RECORD SET:
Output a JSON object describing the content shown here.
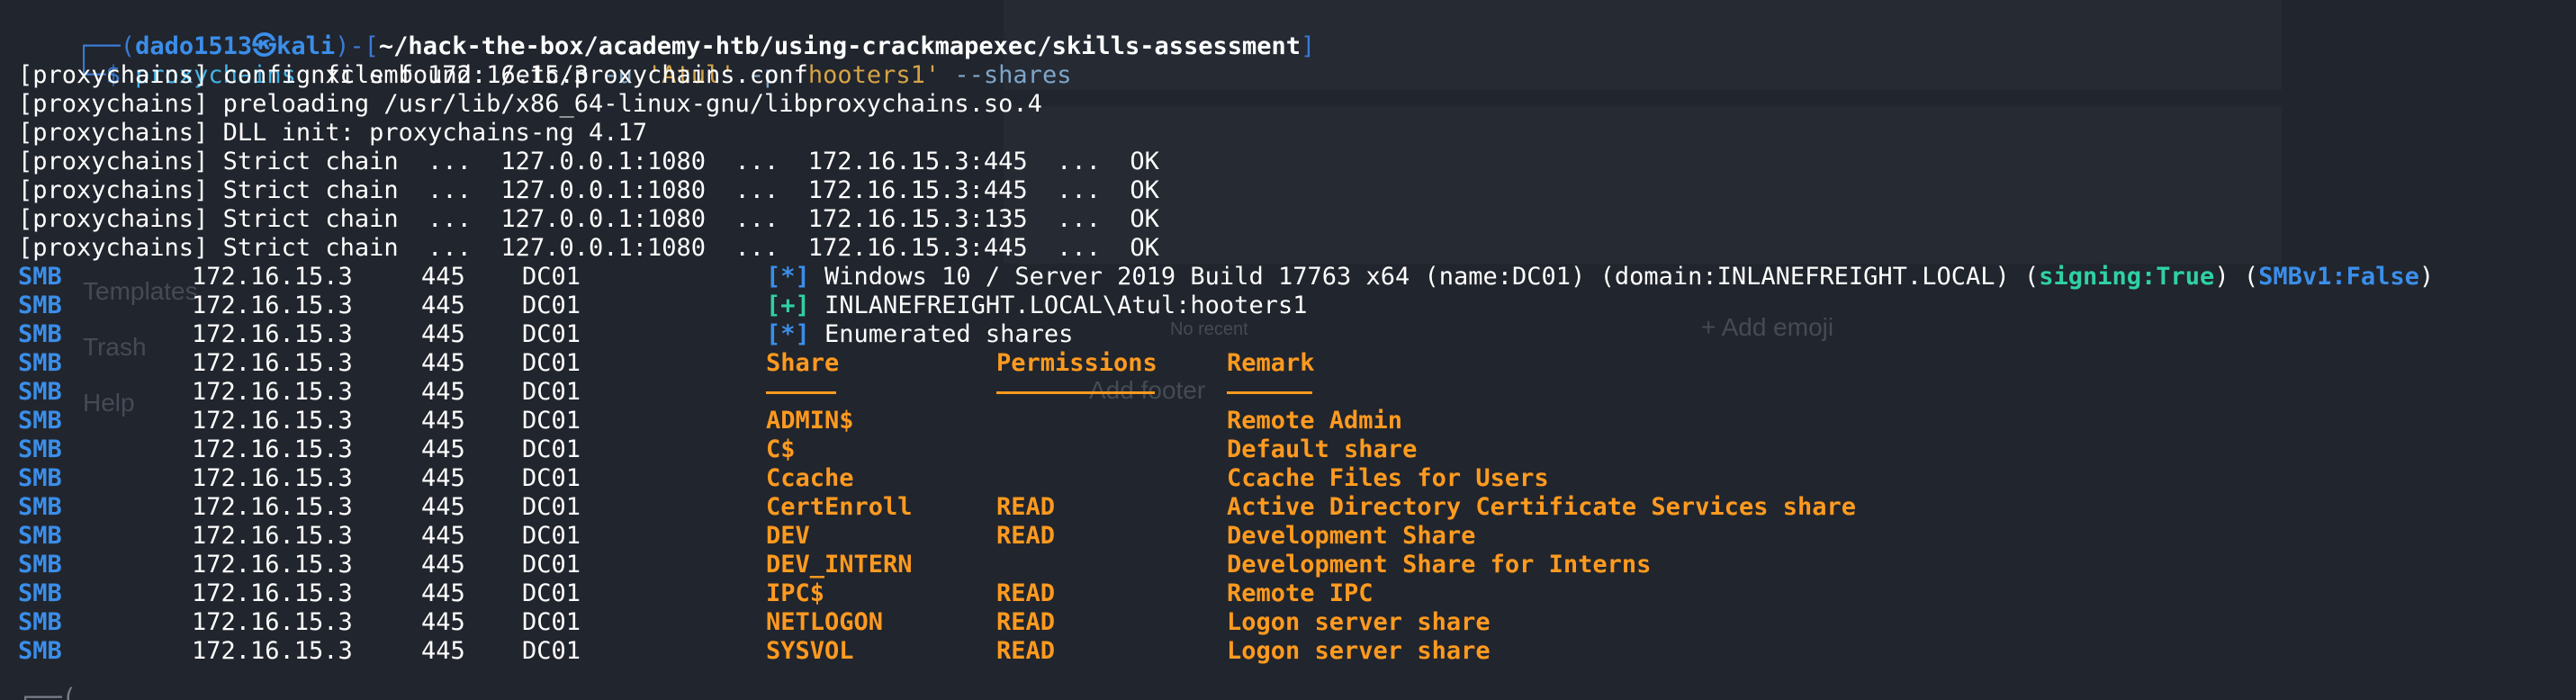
{
  "prompt": {
    "frame_left": "┌──(",
    "user_host": "dado1513㉿kali",
    "frame_mid": ")-[",
    "path": "~/hack-the-box/academy-htb/using-crackmapexec/skills-assessment",
    "frame_right": "]",
    "frame_bottom": "└─$ ",
    "cmd1": "proxychains",
    "cmd2": " nxc smb 172.16.15.3 ",
    "flag_u": "-u",
    "user_val": " 'Atul' ",
    "flag_p": "-p",
    "pass_val": " 'hooters1' ",
    "flag_shares": "--shares"
  },
  "proxychains_lines": [
    "[proxychains] config file found: /etc/proxychains.conf",
    "[proxychains] preloading /usr/lib/x86_64-linux-gnu/libproxychains.so.4",
    "[proxychains] DLL init: proxychains-ng 4.17",
    "[proxychains] Strict chain  ...  127.0.0.1:1080  ...  172.16.15.3:445  ...  OK",
    "[proxychains] Strict chain  ...  127.0.0.1:1080  ...  172.16.15.3:445  ...  OK",
    "[proxychains] Strict chain  ...  127.0.0.1:1080  ...  172.16.15.3:135  ...  OK",
    "[proxychains] Strict chain  ...  127.0.0.1:1080  ...  172.16.15.3:445  ...  OK"
  ],
  "smb_prefix": {
    "proto": "SMB",
    "ip": "172.16.15.3",
    "port": "445",
    "host": "DC01"
  },
  "info_lines": {
    "line1_marker": "[*]",
    "line1_text": " Windows 10 / Server 2019 Build 17763 x64 (name:DC01) (domain:INLANEFREIGHT.LOCAL) (",
    "line1_signing": "signing:True",
    "line1_sep": ") (",
    "line1_smbv1": "SMBv1:False",
    "line1_end": ")",
    "line2_marker": "[+]",
    "line2_text": " INLANEFREIGHT.LOCAL\\Atul:hooters1",
    "line3_marker": "[*]",
    "line3_text": " Enumerated shares"
  },
  "shares_header": {
    "share": "Share",
    "permissions": "Permissions",
    "remark": "Remark"
  },
  "shares": [
    {
      "share": "ADMIN$",
      "permissions": "",
      "remark": "Remote Admin"
    },
    {
      "share": "C$",
      "permissions": "",
      "remark": "Default share"
    },
    {
      "share": "Ccache",
      "permissions": "",
      "remark": "Ccache Files for Users"
    },
    {
      "share": "CertEnroll",
      "permissions": "READ",
      "remark": "Active Directory Certificate Services share"
    },
    {
      "share": "DEV",
      "permissions": "READ",
      "remark": "Development Share"
    },
    {
      "share": "DEV_INTERN",
      "permissions": "",
      "remark": "Development Share for Interns"
    },
    {
      "share": "IPC$",
      "permissions": "READ",
      "remark": "Remote IPC"
    },
    {
      "share": "NETLOGON",
      "permissions": "READ",
      "remark": "Logon server share"
    },
    {
      "share": "SYSVOL",
      "permissions": "READ",
      "remark": "Logon server share"
    }
  ],
  "background_ghost": {
    "menu": [
      "Templates",
      "Trash",
      "Help"
    ],
    "add_emoji": "+ Add emoji",
    "no_recent": "No recent",
    "add_footer": "Add footer"
  },
  "colors": {
    "background": "#21252d",
    "smb_blue": "#3b8eea",
    "orange": "#ff9a1f",
    "green": "#2fd1a4",
    "cyan": "#43b3e8"
  }
}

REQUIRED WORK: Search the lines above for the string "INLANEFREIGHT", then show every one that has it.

FINISHED EXERCISE:
    "line1_text": " Windows 10 / Server 2019 Build 17763 x64 (name:DC01) (domain:INLANEFREIGHT.LOCAL) (",
    "line2_text": " INLANEFREIGHT.LOCAL\\Atul:hooters1",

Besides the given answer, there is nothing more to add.